Source records

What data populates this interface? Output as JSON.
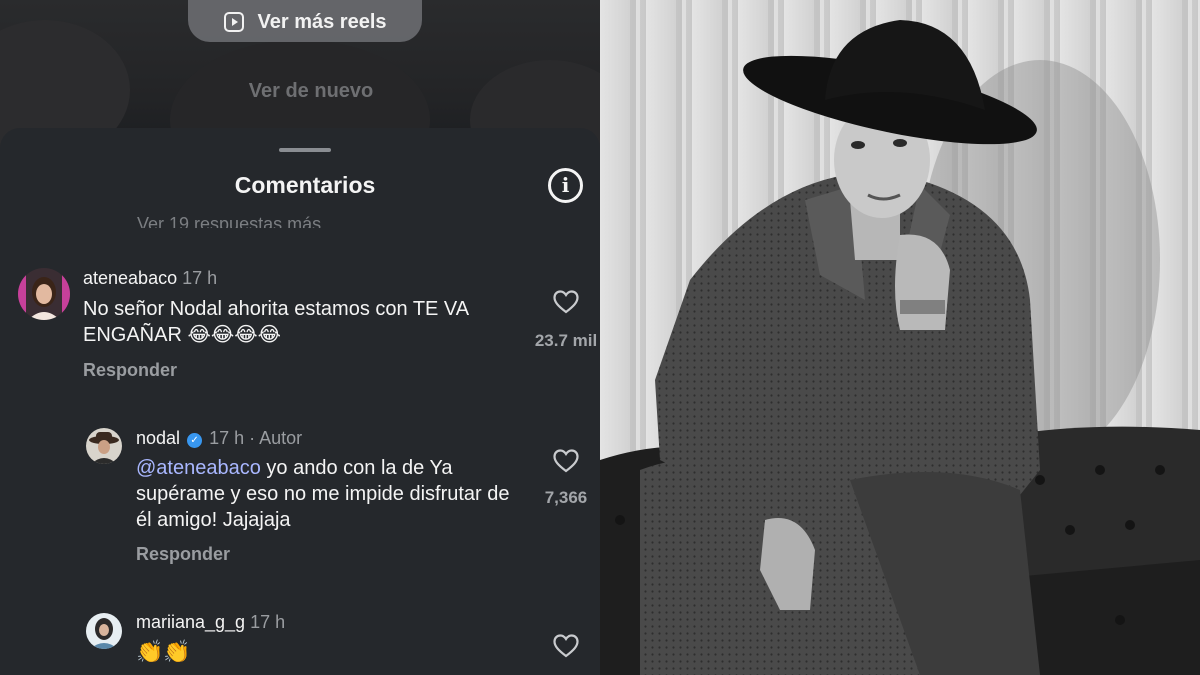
{
  "reel": {
    "more_reels_label": "Ver más reels",
    "watch_again_label": "Ver de nuevo"
  },
  "sheet": {
    "title": "Comentarios",
    "info_icon": "info-icon",
    "hidden_replies_text": "Ver 19 respuestas más"
  },
  "comments": [
    {
      "username": "ateneabaco",
      "time": "17 h",
      "text": "No señor Nodal ahorita estamos con TE VA ENGAÑAR 😂😂😂😂",
      "reply_label": "Responder",
      "likes": "23.7 mil"
    },
    {
      "username": "nodal",
      "time": "17 h",
      "author_label": "Autor",
      "mention": "@ateneabaco",
      "text": "yo ando con la de Ya supérame y eso no me impide disfrutar de él amigo! Jajajaja",
      "reply_label": "Responder",
      "likes": "7,366"
    },
    {
      "username": "mariiana_g_g",
      "time": "17 h",
      "text": "👏👏",
      "likes": ""
    }
  ],
  "colors": {
    "sheet_bg": "#25282c",
    "mention": "#a9b7ff",
    "verified": "#3897f0"
  },
  "photo": {
    "subject": "black-and-white portrait of a man in a black cowboy hat and leather jacket seated on a tufted sofa"
  }
}
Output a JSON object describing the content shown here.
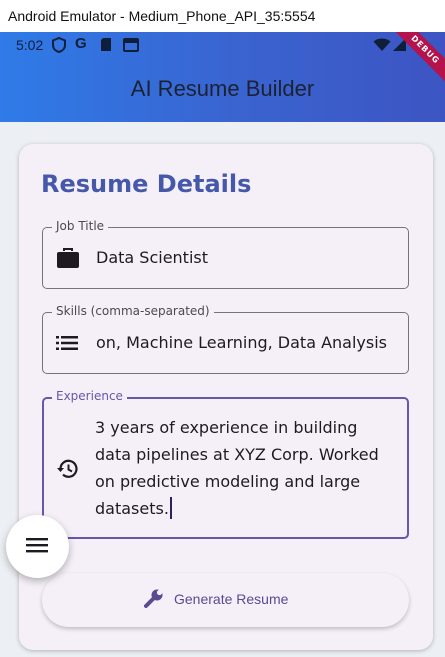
{
  "window": {
    "title": "Android Emulator - Medium_Phone_API_35:5554"
  },
  "status_bar": {
    "time": "5:02",
    "left_icons": [
      "shield-icon",
      "google-g-icon",
      "sd-card-icon",
      "window-icon"
    ],
    "right_icons": [
      "wifi-icon",
      "signal-icon"
    ],
    "debug_banner": "DEBUG"
  },
  "app_bar": {
    "title": "AI Resume Builder"
  },
  "form": {
    "heading": "Resume Details",
    "job_title": {
      "label": "Job Title",
      "value": "Data Scientist",
      "icon": "briefcase-icon"
    },
    "skills": {
      "label": "Skills (comma-separated)",
      "value": "on, Machine Learning, Data Analysis",
      "icon": "list-icon"
    },
    "experience": {
      "label": "Experience",
      "value": "3 years of experience in building data pipelines at XYZ Corp. Worked on predictive modeling and large datasets.",
      "icon": "history-icon"
    },
    "generate_button": {
      "label": "Generate Resume",
      "icon": "wrench-icon"
    }
  },
  "fab": {
    "icon": "menu-icon"
  },
  "colors": {
    "accent": "#4558a9",
    "focus": "#6b56a7",
    "app_bar_start": "#2f7be8",
    "app_bar_end": "#3c55c3",
    "card": "#f5f0f8",
    "debug": "#b5134b"
  }
}
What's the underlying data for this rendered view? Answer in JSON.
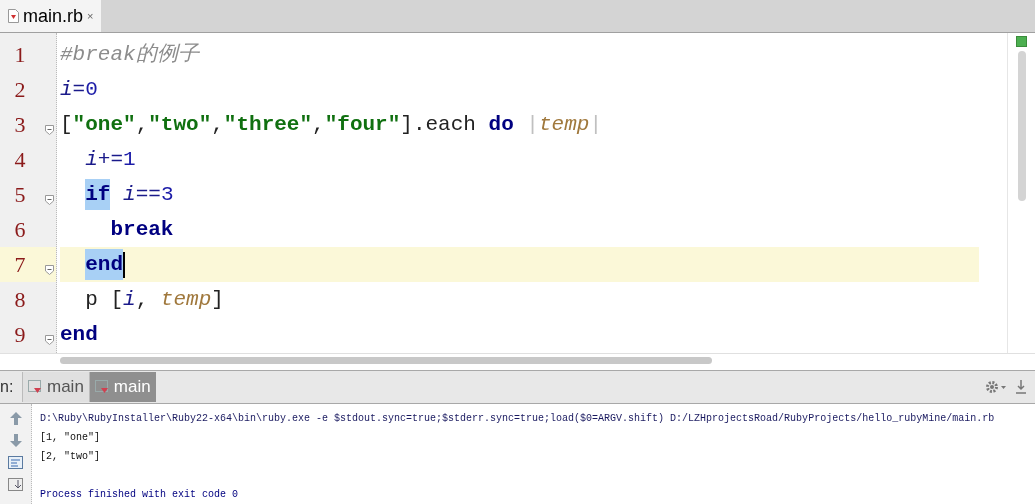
{
  "editor_tabs": [
    {
      "label": "main.rb",
      "close": "×",
      "selected": true
    }
  ],
  "code_lines": [
    {
      "number": "1",
      "fold": false,
      "current": false,
      "tokens": [
        {
          "kind": "comment",
          "text": "#break的例子",
          "highlighted": false
        }
      ]
    },
    {
      "number": "2",
      "fold": false,
      "current": false,
      "tokens": [
        {
          "kind": "var",
          "text": "i",
          "highlighted": false
        },
        {
          "kind": "op",
          "text": "=",
          "highlighted": false
        },
        {
          "kind": "number",
          "text": "0",
          "highlighted": false
        }
      ]
    },
    {
      "number": "3",
      "fold": true,
      "current": false,
      "tokens": [
        {
          "kind": "plain",
          "text": "[",
          "highlighted": false
        },
        {
          "kind": "string",
          "text": "\"one\"",
          "highlighted": false
        },
        {
          "kind": "plain",
          "text": ",",
          "highlighted": false
        },
        {
          "kind": "string",
          "text": "\"two\"",
          "highlighted": false
        },
        {
          "kind": "plain",
          "text": ",",
          "highlighted": false
        },
        {
          "kind": "string",
          "text": "\"three\"",
          "highlighted": false
        },
        {
          "kind": "plain",
          "text": ",",
          "highlighted": false
        },
        {
          "kind": "string",
          "text": "\"four\"",
          "highlighted": false
        },
        {
          "kind": "plain",
          "text": "].each ",
          "highlighted": false
        },
        {
          "kind": "keyword",
          "text": "do",
          "highlighted": false
        },
        {
          "kind": "pipe",
          "text": " |",
          "highlighted": false
        },
        {
          "kind": "param",
          "text": "temp",
          "highlighted": false
        },
        {
          "kind": "pipe",
          "text": "|",
          "highlighted": false
        }
      ]
    },
    {
      "number": "4",
      "fold": false,
      "current": false,
      "tokens": [
        {
          "kind": "var",
          "text": "  i",
          "highlighted": false
        },
        {
          "kind": "op",
          "text": "+=",
          "highlighted": false
        },
        {
          "kind": "number",
          "text": "1",
          "highlighted": false
        }
      ]
    },
    {
      "number": "5",
      "fold": true,
      "current": false,
      "tokens": [
        {
          "kind": "keyword",
          "text": "  if",
          "highlighted": true
        },
        {
          "kind": "var",
          "text": " i",
          "highlighted": false
        },
        {
          "kind": "op",
          "text": "==",
          "highlighted": false
        },
        {
          "kind": "number",
          "text": "3",
          "highlighted": false
        }
      ]
    },
    {
      "number": "6",
      "fold": false,
      "current": false,
      "tokens": [
        {
          "kind": "keyword",
          "text": "    break",
          "highlighted": false
        }
      ]
    },
    {
      "number": "7",
      "fold": true,
      "current": true,
      "tokens": [
        {
          "kind": "keyword",
          "text": "  end",
          "highlighted": true
        }
      ]
    },
    {
      "number": "8",
      "fold": false,
      "current": false,
      "tokens": [
        {
          "kind": "plain",
          "text": "  p [",
          "highlighted": false
        },
        {
          "kind": "var",
          "text": "i",
          "highlighted": false
        },
        {
          "kind": "plain",
          "text": ", ",
          "highlighted": false
        },
        {
          "kind": "param",
          "text": "temp",
          "highlighted": false
        },
        {
          "kind": "plain",
          "text": "]",
          "highlighted": false
        }
      ]
    },
    {
      "number": "9",
      "fold": true,
      "current": false,
      "tokens": [
        {
          "kind": "keyword",
          "text": "end",
          "highlighted": false
        }
      ]
    }
  ],
  "run_panel": {
    "label": "n:",
    "tabs": [
      {
        "label": "main",
        "selected": false
      },
      {
        "label": "main",
        "selected": true
      }
    ]
  },
  "console_lines": [
    {
      "kind": "command",
      "text": "D:\\Ruby\\RubyInstaller\\Ruby22-x64\\bin\\ruby.exe -e $stdout.sync=true;$stderr.sync=true;load($0=ARGV.shift) D:/LZHprojectsRoad/RubyProjects/hello_rubyMine/main.rb"
    },
    {
      "kind": "output",
      "text": "[1, \"one\"]"
    },
    {
      "kind": "output",
      "text": "[2, \"two\"]"
    },
    {
      "kind": "blank"
    },
    {
      "kind": "status",
      "text": "Process finished with exit code 0"
    }
  ]
}
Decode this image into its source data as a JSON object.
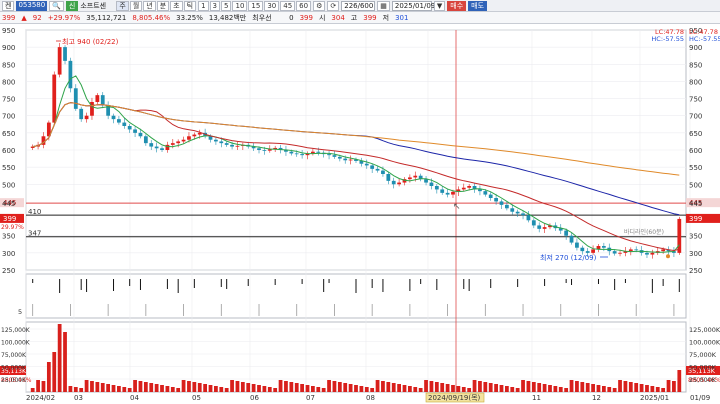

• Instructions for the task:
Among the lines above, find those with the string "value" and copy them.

• Exercise result:
      "value": "Data Scientist",
      "value": "on, Machine Learning, Data Analysis",
      "value": "3 years of experience in building data pipelines at XYZ Corp. Worked on predictive modeling and large datasets.",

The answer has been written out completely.